### Exercise description
Copy every record that appears below, exactly as it stands.
** Material for this task follows **
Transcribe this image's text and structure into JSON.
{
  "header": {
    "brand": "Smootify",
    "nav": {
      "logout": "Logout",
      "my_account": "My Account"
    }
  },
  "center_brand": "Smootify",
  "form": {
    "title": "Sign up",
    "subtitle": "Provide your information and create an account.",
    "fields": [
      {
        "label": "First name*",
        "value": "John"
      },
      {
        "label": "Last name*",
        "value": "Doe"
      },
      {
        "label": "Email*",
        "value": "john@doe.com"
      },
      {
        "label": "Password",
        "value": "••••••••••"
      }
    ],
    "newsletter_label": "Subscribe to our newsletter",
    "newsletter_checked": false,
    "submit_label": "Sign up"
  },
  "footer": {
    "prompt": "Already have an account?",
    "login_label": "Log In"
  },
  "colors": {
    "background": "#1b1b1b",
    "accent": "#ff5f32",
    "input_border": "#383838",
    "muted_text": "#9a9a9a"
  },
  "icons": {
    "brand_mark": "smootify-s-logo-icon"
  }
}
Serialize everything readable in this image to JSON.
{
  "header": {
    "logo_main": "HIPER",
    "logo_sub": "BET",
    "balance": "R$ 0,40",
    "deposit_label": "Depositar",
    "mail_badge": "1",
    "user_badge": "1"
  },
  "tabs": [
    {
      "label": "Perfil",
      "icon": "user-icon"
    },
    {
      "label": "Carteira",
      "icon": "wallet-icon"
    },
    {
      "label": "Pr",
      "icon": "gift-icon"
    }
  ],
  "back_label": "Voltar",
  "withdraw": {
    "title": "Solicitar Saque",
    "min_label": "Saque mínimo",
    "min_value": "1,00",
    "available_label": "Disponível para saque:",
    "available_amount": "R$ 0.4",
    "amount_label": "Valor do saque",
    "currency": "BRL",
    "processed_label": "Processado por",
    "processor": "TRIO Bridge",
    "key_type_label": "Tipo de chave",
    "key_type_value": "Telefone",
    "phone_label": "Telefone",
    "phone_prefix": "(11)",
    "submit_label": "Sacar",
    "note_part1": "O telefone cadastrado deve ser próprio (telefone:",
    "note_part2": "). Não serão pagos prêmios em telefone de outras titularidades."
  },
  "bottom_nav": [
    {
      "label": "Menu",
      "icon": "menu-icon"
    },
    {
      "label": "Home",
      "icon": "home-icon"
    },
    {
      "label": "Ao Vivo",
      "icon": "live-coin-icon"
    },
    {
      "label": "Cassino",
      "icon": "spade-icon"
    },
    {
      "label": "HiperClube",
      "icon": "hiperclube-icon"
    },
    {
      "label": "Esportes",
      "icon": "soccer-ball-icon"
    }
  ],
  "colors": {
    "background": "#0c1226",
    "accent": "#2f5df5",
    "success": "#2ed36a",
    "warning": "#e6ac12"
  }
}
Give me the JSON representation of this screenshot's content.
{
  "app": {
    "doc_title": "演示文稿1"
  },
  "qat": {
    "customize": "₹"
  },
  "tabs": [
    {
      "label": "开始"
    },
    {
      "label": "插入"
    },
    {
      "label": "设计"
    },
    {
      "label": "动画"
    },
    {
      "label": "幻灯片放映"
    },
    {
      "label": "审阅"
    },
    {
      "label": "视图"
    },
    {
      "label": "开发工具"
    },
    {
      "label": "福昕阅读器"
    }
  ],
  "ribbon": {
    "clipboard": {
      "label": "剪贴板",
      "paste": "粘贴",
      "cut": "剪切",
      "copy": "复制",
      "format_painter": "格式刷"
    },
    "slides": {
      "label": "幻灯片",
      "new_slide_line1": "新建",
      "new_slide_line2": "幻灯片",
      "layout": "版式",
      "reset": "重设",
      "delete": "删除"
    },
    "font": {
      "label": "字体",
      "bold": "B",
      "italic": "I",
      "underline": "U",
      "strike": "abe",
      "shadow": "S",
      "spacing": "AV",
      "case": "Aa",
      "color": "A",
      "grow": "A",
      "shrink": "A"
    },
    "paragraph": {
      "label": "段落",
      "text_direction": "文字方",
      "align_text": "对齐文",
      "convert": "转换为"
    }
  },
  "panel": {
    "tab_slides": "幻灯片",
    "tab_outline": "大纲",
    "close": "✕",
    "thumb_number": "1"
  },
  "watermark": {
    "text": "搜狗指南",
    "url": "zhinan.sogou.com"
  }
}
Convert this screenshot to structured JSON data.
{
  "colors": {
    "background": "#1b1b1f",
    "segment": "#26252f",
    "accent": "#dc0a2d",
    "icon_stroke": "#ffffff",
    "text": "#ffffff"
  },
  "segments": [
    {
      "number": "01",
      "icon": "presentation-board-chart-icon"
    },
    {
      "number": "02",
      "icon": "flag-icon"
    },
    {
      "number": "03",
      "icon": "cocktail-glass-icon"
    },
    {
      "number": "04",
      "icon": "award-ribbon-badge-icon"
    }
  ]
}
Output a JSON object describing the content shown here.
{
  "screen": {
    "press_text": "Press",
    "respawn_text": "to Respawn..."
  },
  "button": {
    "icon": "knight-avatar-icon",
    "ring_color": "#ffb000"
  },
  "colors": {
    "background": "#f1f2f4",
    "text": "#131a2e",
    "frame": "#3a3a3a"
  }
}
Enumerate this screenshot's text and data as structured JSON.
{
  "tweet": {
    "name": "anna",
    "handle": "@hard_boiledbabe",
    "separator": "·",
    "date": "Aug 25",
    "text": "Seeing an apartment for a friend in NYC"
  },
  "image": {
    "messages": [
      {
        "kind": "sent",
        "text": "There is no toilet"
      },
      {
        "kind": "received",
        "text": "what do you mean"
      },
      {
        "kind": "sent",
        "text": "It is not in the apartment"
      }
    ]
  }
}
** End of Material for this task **
### Solution below
Transcribe this image's text and structure into JSON.
{
  "header": {
    "brand": "Smootify",
    "nav": {
      "logout": "Logout",
      "my_account": "My Account"
    }
  },
  "center_brand": "Smootify",
  "form": {
    "title": "Sign up",
    "subtitle": "Provide your information and create an account.",
    "fields": [
      {
        "label": "First name*",
        "value": "John"
      },
      {
        "label": "Last name*",
        "value": "Doe"
      },
      {
        "label": "Email*",
        "value": "john@doe.com"
      },
      {
        "label": "Password",
        "value": "••••••••••"
      }
    ],
    "newsletter_label": "Subscribe to our newsletter",
    "newsletter_checked": false,
    "submit_label": "Sign up"
  },
  "footer": {
    "prompt": "Already have an account?",
    "login_label": "Log In"
  },
  "colors": {
    "background": "#1b1b1b",
    "accent": "#ff5f32",
    "input_border": "#383838",
    "muted_text": "#9a9a9a"
  },
  "icons": {
    "brand_mark": "smootify-s-logo-icon"
  }
}
Serialize everything readable in this image to JSON.
{
  "header": {
    "logo_main": "HIPER",
    "logo_sub": "BET",
    "balance": "R$ 0,40",
    "deposit_label": "Depositar",
    "mail_badge": "1",
    "user_badge": "1"
  },
  "tabs": [
    {
      "label": "Perfil",
      "icon": "user-icon"
    },
    {
      "label": "Carteira",
      "icon": "wallet-icon"
    },
    {
      "label": "Pr",
      "icon": "gift-icon"
    }
  ],
  "back_label": "Voltar",
  "withdraw": {
    "title": "Solicitar Saque",
    "min_label": "Saque mínimo",
    "min_value": "1,00",
    "available_label": "Disponível para saque:",
    "available_amount": "R$ 0.4",
    "amount_label": "Valor do saque",
    "currency": "BRL",
    "processed_label": "Processado por",
    "processor": "TRIO Bridge",
    "key_type_label": "Tipo de chave",
    "key_type_value": "Telefone",
    "phone_label": "Telefone",
    "phone_prefix": "(11)",
    "submit_label": "Sacar",
    "note_part1": "O telefone cadastrado deve ser próprio (telefone:",
    "note_part2": "). Não serão pagos prêmios em telefone de outras titularidades."
  },
  "bottom_nav": [
    {
      "label": "Menu",
      "icon": "menu-icon"
    },
    {
      "label": "Home",
      "icon": "home-icon"
    },
    {
      "label": "Ao Vivo",
      "icon": "live-coin-icon"
    },
    {
      "label": "Cassino",
      "icon": "spade-icon"
    },
    {
      "label": "HiperClube",
      "icon": "hiperclube-icon"
    },
    {
      "label": "Esportes",
      "icon": "soccer-ball-icon"
    }
  ],
  "colors": {
    "background": "#0c1226",
    "accent": "#2f5df5",
    "success": "#2ed36a",
    "warning": "#e6ac12"
  }
}
Give me the JSON representation of this screenshot's content.
{
  "app": {
    "doc_title": "演示文稿1"
  },
  "qat": {
    "customize": "₹"
  },
  "tabs": [
    {
      "label": "开始"
    },
    {
      "label": "插入"
    },
    {
      "label": "设计"
    },
    {
      "label": "动画"
    },
    {
      "label": "幻灯片放映"
    },
    {
      "label": "审阅"
    },
    {
      "label": "视图"
    },
    {
      "label": "开发工具"
    },
    {
      "label": "福昕阅读器"
    }
  ],
  "ribbon": {
    "clipboard": {
      "label": "剪贴板",
      "paste": "粘贴",
      "cut": "剪切",
      "copy": "复制",
      "format_painter": "格式刷"
    },
    "slides": {
      "label": "幻灯片",
      "new_slide_line1": "新建",
      "new_slide_line2": "幻灯片",
      "layout": "版式",
      "reset": "重设",
      "delete": "删除"
    },
    "font": {
      "label": "字体",
      "bold": "B",
      "italic": "I",
      "underline": "U",
      "strike": "abe",
      "shadow": "S",
      "spacing": "AV",
      "case": "Aa",
      "color": "A",
      "grow": "A",
      "shrink": "A"
    },
    "paragraph": {
      "label": "段落",
      "text_direction": "文字方",
      "align_text": "对齐文",
      "convert": "转换为"
    }
  },
  "panel": {
    "tab_slides": "幻灯片",
    "tab_outline": "大纲",
    "close": "✕",
    "thumb_number": "1"
  },
  "watermark": {
    "text": "搜狗指南",
    "url": "zhinan.sogou.com"
  }
}
Convert this screenshot to structured JSON data.
{
  "colors": {
    "background": "#1b1b1f",
    "segment": "#26252f",
    "accent": "#dc0a2d",
    "icon_stroke": "#ffffff",
    "text": "#ffffff"
  },
  "segments": [
    {
      "number": "01",
      "icon": "presentation-board-chart-icon"
    },
    {
      "number": "02",
      "icon": "flag-icon"
    },
    {
      "number": "03",
      "icon": "cocktail-glass-icon"
    },
    {
      "number": "04",
      "icon": "award-ribbon-badge-icon"
    }
  ]
}
Output a JSON object describing the content shown here.
{
  "screen": {
    "press_text": "Press",
    "respawn_text": "to Respawn..."
  },
  "button": {
    "icon": "knight-avatar-icon",
    "ring_color": "#ffb000"
  },
  "colors": {
    "background": "#f1f2f4",
    "text": "#131a2e",
    "frame": "#3a3a3a"
  }
}
Enumerate this screenshot's text and data as structured JSON.
{
  "tweet": {
    "name": "anna",
    "handle": "@hard_boiledbabe",
    "separator": "·",
    "date": "Aug 25",
    "text": "Seeing an apartment for a friend in NYC"
  },
  "image": {
    "messages": [
      {
        "kind": "sent",
        "text": "There is no toilet"
      },
      {
        "kind": "received",
        "text": "what do you mean"
      },
      {
        "kind": "sent",
        "text": "It is not in the apartment"
      }
    ]
  }
}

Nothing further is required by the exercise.